The common term “child custody” is not the legal term used in divorce and paternity cases although that is the term that comes to mind for most people when they think about who will have the children living with him or her most of the time. The statutes governing divorce and paternity matters refer to creating “parenting plans” and “time-sharing provisions” (often thought of as visitation) in every divorce decree and paternity order. Therefore, if you are a party in a divorce or paternity case, you, along with the other co-parent, will need to create a parenting plan for your child or you will need to be prepared to litigate why your proposed parenting plan is the one that should be ordered by the court.
In the event that parties are unable to create a parenting plan themselves, the court will utilize a standard known as “the best interests of the child” to create a parenting plan and a judge will consider a long list of factors such as:
- the ability and willingness of a party to encourage the child to have a relationship with the other parent;
- the ability and willingness of a party to consider the needs of a child;
- the length of time a child has lived in a particular environment;
- the moral fitness, mental and physical health of the parents;
- which parent provides a consistent routine, and
- which parent has typically handled certain parenting decisions and tasks in the past as some of the many factors to be taken into consideration if required to create a parenting plan in a divorce or paternity case.
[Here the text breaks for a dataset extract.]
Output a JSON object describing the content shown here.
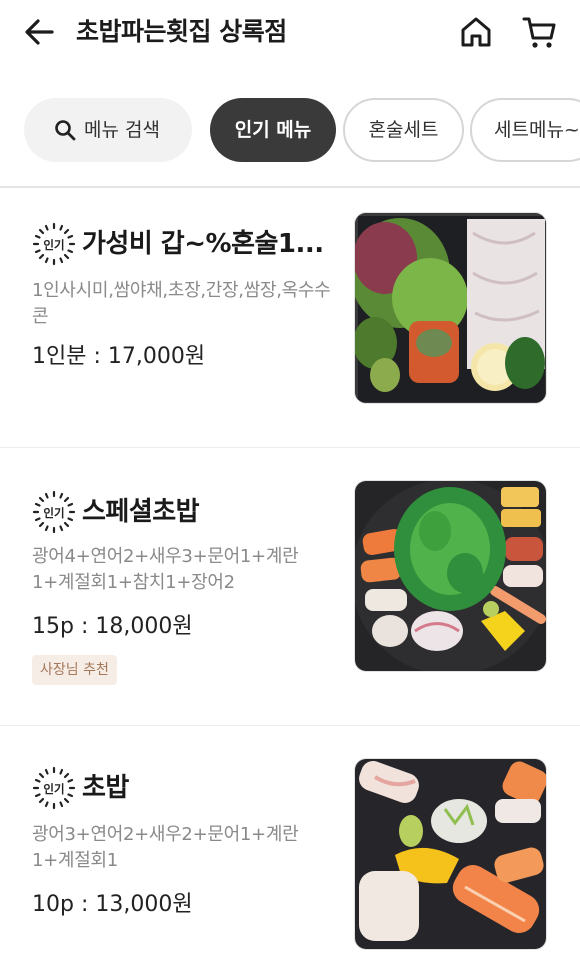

A parenting plan has to outline who will be responsible for very specific parenting tasks such as who will make certain decisions about a child’s healthcare, school, and other activities and it must describe in detail how parents will manage the daily tasks associated with raising a child. The law does not favor the mother or the father when determining which parent will have which rights and what a time-sharing schedule between a parent and child will look like. It is public policy that every child has frequent and continuing contact with both parents unless it would be detrimental to the child. A Jacksonville child custody attorney at our office can help you negotiate the best parenting plan for you and your child or aggressively litigate the issue in court.
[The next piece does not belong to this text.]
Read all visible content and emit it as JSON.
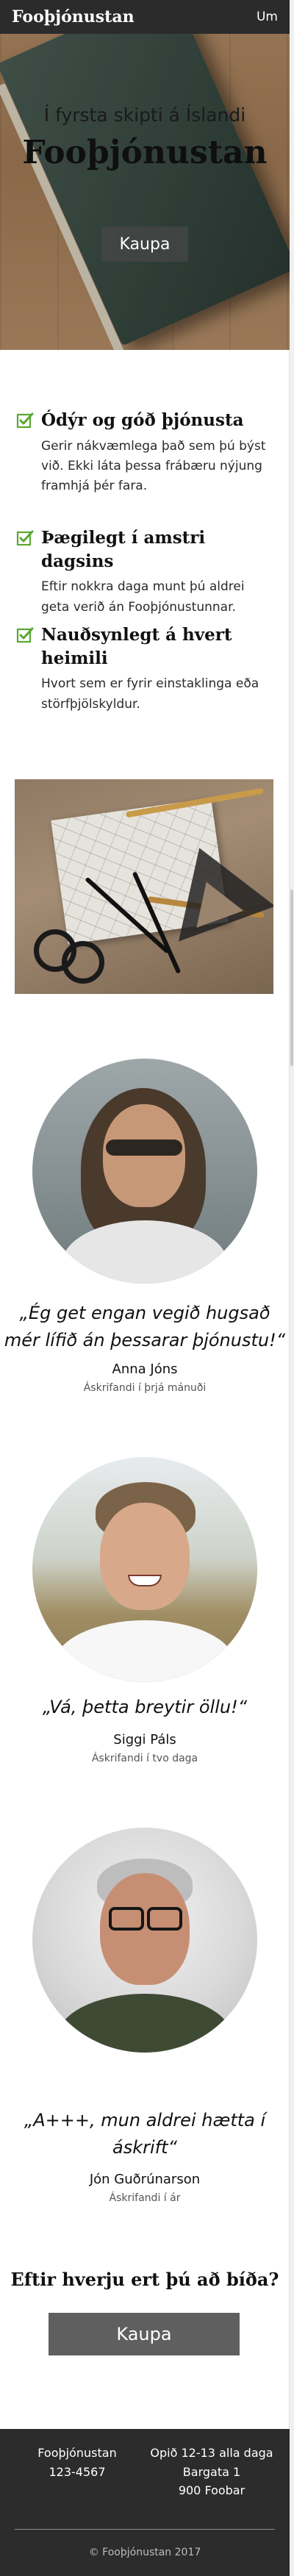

We offer a free, initial half hour consultation either by phone or at the office and will discuss with you your options for proceeding, services and costs. To speak with a Jacksonville divorce attorney or family law lawyer, contact us today at (904) 683-3639.